Before I was obsessed with the maker movement, I had another obsession. Copyright. I loved it (and still do). At one point, I even considered going to get my JD so I could be a copyright lawyer. (I change my mind a lot). Anyway…
#ICYMI, Houston ISD was sued and is now required to pay $9.2 million dollars in a settlement released earlier this week for violating copyright by copying study guides and disseminating them to the staff. Read the full story here.
Naturally, Twitter is ablaze with chatter about all the stuff we can’t do because of copyright. And if you’re reading this, maybe you’re one of the many people who are now feeling scared and confused.
- Did I violate copyright law?
- What if I didn’t use the entire thing?
- I thought our school had a license that let me do that?
- It was already online.
- I’m not sharing it anywhere else.
2. Know the law.
3. Recognize the misinformation.
Everything you’re asking are valid questions. And unfortunately none of those answers are clear cut. WHICH IS EXACTLY why everyone is so freaking confused. We educators like checklists. So that fact that Fair Use is flexible and up to an interpretation freaks people the hell out. Understandably so since you just learned that it cost a district $9.2 million dollars. But before you go pick up your copyright police badge, just chill and hear me out.
Houston ISD were knowingly violating copyright law and still did it. Their sole purpose in doing it was to avoid paying the copyright holder. Please don’t compare this to your 6th grader who wants to use a photo in her YouTube video about salamanders. I mean, don’t get me wrong – I’m always happy for a piece of news to get copyright on everyone’s radar, but PLEASE don’t automatically assume that any media you’re using in your classroom is a violation.
I’m going to share a few of my favorite copyright resources. But first….
If you reference this document, STOP. It’s absolutely incorrect.
At the very bottom of the document is this disclaimer:
“There may be instances in which copying that does not fall within these guidelines stated [above] may nonetheless be permitted under the criterion of Fair Use”
This is a big deal people.
From the wise Dr. Kenneth Crews, Copyright Lawyer and Law Professor at Columbia University
“The documents created by these negotiated agreements give them “the appearance of positive law. These qualities are merely illusory, and consequently the guidelines have had a seriously detrimental effect. They interfere with an actual understand of the law and erode confidence in the law as created by Congress and the courts”

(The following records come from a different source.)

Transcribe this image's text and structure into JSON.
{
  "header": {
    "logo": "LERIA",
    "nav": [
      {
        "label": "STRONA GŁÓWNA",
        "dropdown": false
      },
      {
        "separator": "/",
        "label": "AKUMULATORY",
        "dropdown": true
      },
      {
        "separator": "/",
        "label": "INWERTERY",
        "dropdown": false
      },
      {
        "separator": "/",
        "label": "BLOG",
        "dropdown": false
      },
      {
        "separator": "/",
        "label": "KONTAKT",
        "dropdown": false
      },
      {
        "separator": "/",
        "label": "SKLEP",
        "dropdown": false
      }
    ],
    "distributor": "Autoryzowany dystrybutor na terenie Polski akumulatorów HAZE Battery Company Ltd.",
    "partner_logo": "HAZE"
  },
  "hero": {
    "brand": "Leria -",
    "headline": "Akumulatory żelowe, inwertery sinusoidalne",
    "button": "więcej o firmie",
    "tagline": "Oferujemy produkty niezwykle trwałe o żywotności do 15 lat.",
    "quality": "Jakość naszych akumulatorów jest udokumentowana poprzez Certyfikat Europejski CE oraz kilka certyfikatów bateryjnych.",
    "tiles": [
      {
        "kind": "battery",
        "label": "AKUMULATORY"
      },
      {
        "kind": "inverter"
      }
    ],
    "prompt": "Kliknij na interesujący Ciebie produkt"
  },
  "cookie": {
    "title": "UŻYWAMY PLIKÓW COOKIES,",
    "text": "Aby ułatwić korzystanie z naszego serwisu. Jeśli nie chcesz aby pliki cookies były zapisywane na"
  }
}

Okay…now for those resources.
At my very first conference EVER I watched Renee Hobbs speak and I was floored. Not only was she a dynamic presenter, but the information she was telling me was blowing my mind. She really shaped who I am as a librarian. Here I thought my job was to police my teachers and tell them all the crap they couldn’t do. (If you’re ever looking for a speaker for your conference, I highly recommend her). Her book Copyright Clarity is a book you absolutely must read.
Hobbs has also helped in the development of several Best Practices guides (included below). My favorite, the Code of Best Practices in Fair Use for Media Literacy Education includes five principles and explains their limitations. There are a lot of real scenarios that you may encounter in the classroom which I found incredibly helpful.
My other favorite resources was a column in Library Media Connection. Each month, Carol Simpson would share “Copyright Question of the Month”. I would cut each one out and put them in a sleeve protector and put them in a 3 ring binder. They were an invaluable resource for all the “Can I do this?” questions. You may be able to find archived versions via the LMC website or via a database that includes the journal.
To make things easier for you, I created a Wakelet with my favorite Copyright Resources. I have a billion more bookmarked, but these are my favorites.